If you were to score my weekend on the number of words written, it would do very badly indeed. However, if you scored it on reading and art enjoyed, wine and ice cream consumed, and general good times, then it would do infinitely better.
In a weekend stuffed with pleasures both big and small, here’s my highlight: While looking at the Turner watercolours at the National Gallery in Edinburgh, I was chatting to my seven-year-old son, trying to get him to engage with the pictures. I was reading bits of information from the cards and saying startlingly dull things like ‘look, a square in Venice on a stormy day’ and ‘gosh, look at those mountain peaks’. He bore my involvement with good grace and obliged me with comments like ‘smudgy but nice’ and ‘yes, it’s a boat’. Counting the visit as a complete success, I turned to round up my husband and daughter and, when I turned back, he was staring at a painting with a swirling wave of cloud tumbling down from the sky. He said: “It’s like the cloud tripped over the mountain.” And, you know what? It was.
It’s Monday, but don’t be blue… The Flight of The Conchords are on hand to brighten your day!
*This was supposed to be a super-quick post, but it took me ages to choose a Conchords’ video, and I still feel bad for the other top contenders; ‘Sugarlumps’, ‘Foux da fa fa’ and ‘Boom’. Sigh.
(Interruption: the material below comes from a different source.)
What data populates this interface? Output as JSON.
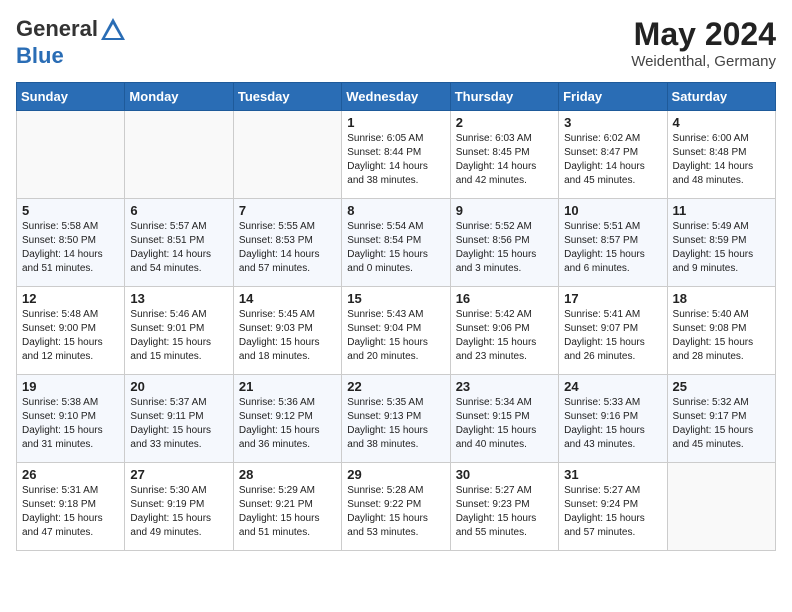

So, go on – which would you have chosen?
Reading Bill Bryson is like watching QI; it’s enjoyable and always leaves me feeling that little bit smarter than before.
In At Home: A Short History of Private Life, Bryson tackles the subject of domesticity through the ages. He points out that history tends to focus on famous figures, politics, royalty and battles, while the vast majority of history is actually made up of everyday life.
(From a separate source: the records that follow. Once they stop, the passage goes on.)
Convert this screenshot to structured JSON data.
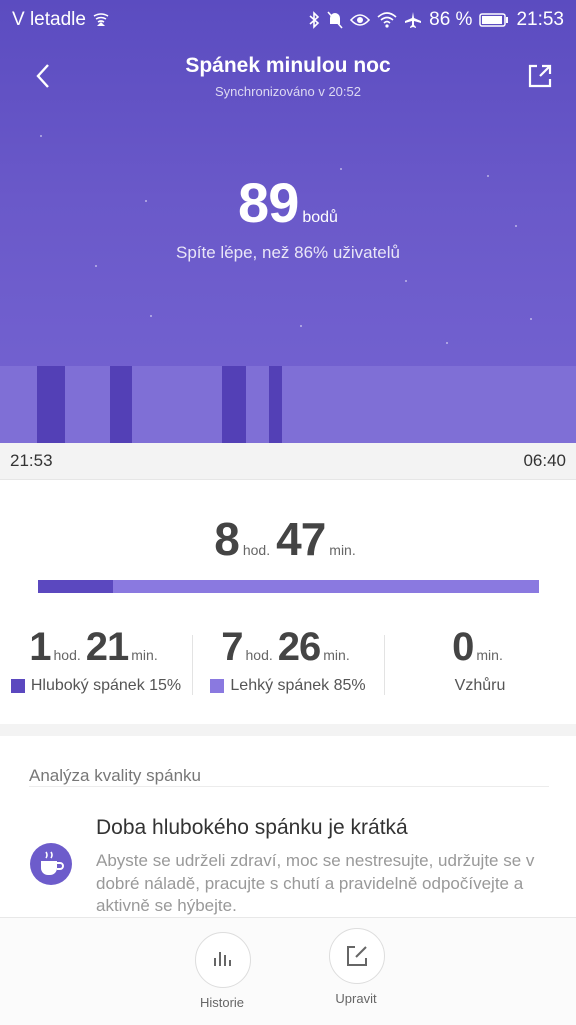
{
  "status_bar": {
    "carrier": "V letadle",
    "battery_percent": "86 %",
    "time": "21:53",
    "icons": [
      "airplay-icon",
      "bluetooth-icon",
      "mute-icon",
      "eye-icon",
      "wifi-icon",
      "airplane-icon",
      "battery-icon"
    ]
  },
  "header": {
    "title": "Spánek minulou noc",
    "subtitle": "Synchronizováno v 20:52",
    "back_icon": "chevron-left-icon",
    "share_icon": "share-icon"
  },
  "score": {
    "value": "89",
    "unit": "bodů",
    "comparison": "Spíte lépe, než 86% uživatelů"
  },
  "timeline": {
    "start": "21:53",
    "end": "06:40",
    "deep_segments": [
      {
        "from": 0.064,
        "to": 0.113
      },
      {
        "from": 0.191,
        "to": 0.229
      },
      {
        "from": 0.385,
        "to": 0.427
      },
      {
        "from": 0.467,
        "to": 0.49
      }
    ]
  },
  "total": {
    "hours": "8",
    "hours_unit": "hod.",
    "minutes": "47",
    "minutes_unit": "min.",
    "deep_fraction": 0.15
  },
  "breakdown": [
    {
      "hours": "1",
      "hours_unit": "hod.",
      "minutes": "21",
      "minutes_unit": "min.",
      "label": "Hluboký spánek 15%",
      "color": "#5b48bf"
    },
    {
      "hours": "7",
      "hours_unit": "hod.",
      "minutes": "26",
      "minutes_unit": "min.",
      "label": "Lehký spánek 85%",
      "color": "#8a79e0"
    },
    {
      "minutes": "0",
      "minutes_unit": "min.",
      "label": "Vzhůru"
    }
  ],
  "analysis": {
    "section_title": "Analýza kvality spánku",
    "tip_title": "Doba hlubokého spánku je krátká",
    "tip_body": "Abyste se udrželi zdraví, moc se nestresujte, udržujte se v dobré náladě, pracujte s chutí a pravidelně odpočívejte a aktivně se hýbejte.",
    "tip_icon": "coffee-cup-icon"
  },
  "footer": {
    "history_label": "Historie",
    "edit_label": "Upravit",
    "history_icon": "bar-chart-icon",
    "edit_icon": "edit-icon"
  },
  "colors": {
    "hero_top": "#5b4cc0",
    "hero_bottom": "#7564d2",
    "deep": "#5b48bf",
    "light": "#8a79e0"
  }
}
He has the kind of enquiring mind that wonders why we live in private houses (and not, say, tents, or communal halls), why it took us so long to achieve even basic levels of comfort, and why we say ‘room and board’ when we mean ‘meals included’. *
What works for me, may not work for you. It doesn’t even work for me all of the time, but this is what I think I know about writing a novel:
Write every day (to keep the world and the characters fresh and alive).
Keep writing – no matter how badly – until you get to the end. Then you can rewrite. And edit. A lot.
As you’ve probably gathered, I’m not a planner. I make collages and soundtracks that ‘feel’ like my book and keep notes in a journal, but to find out what’s going to happen in the story and who the characters are, I need to write it. Which means I need to write straight through a craptastic first draft before I can think about making the story work.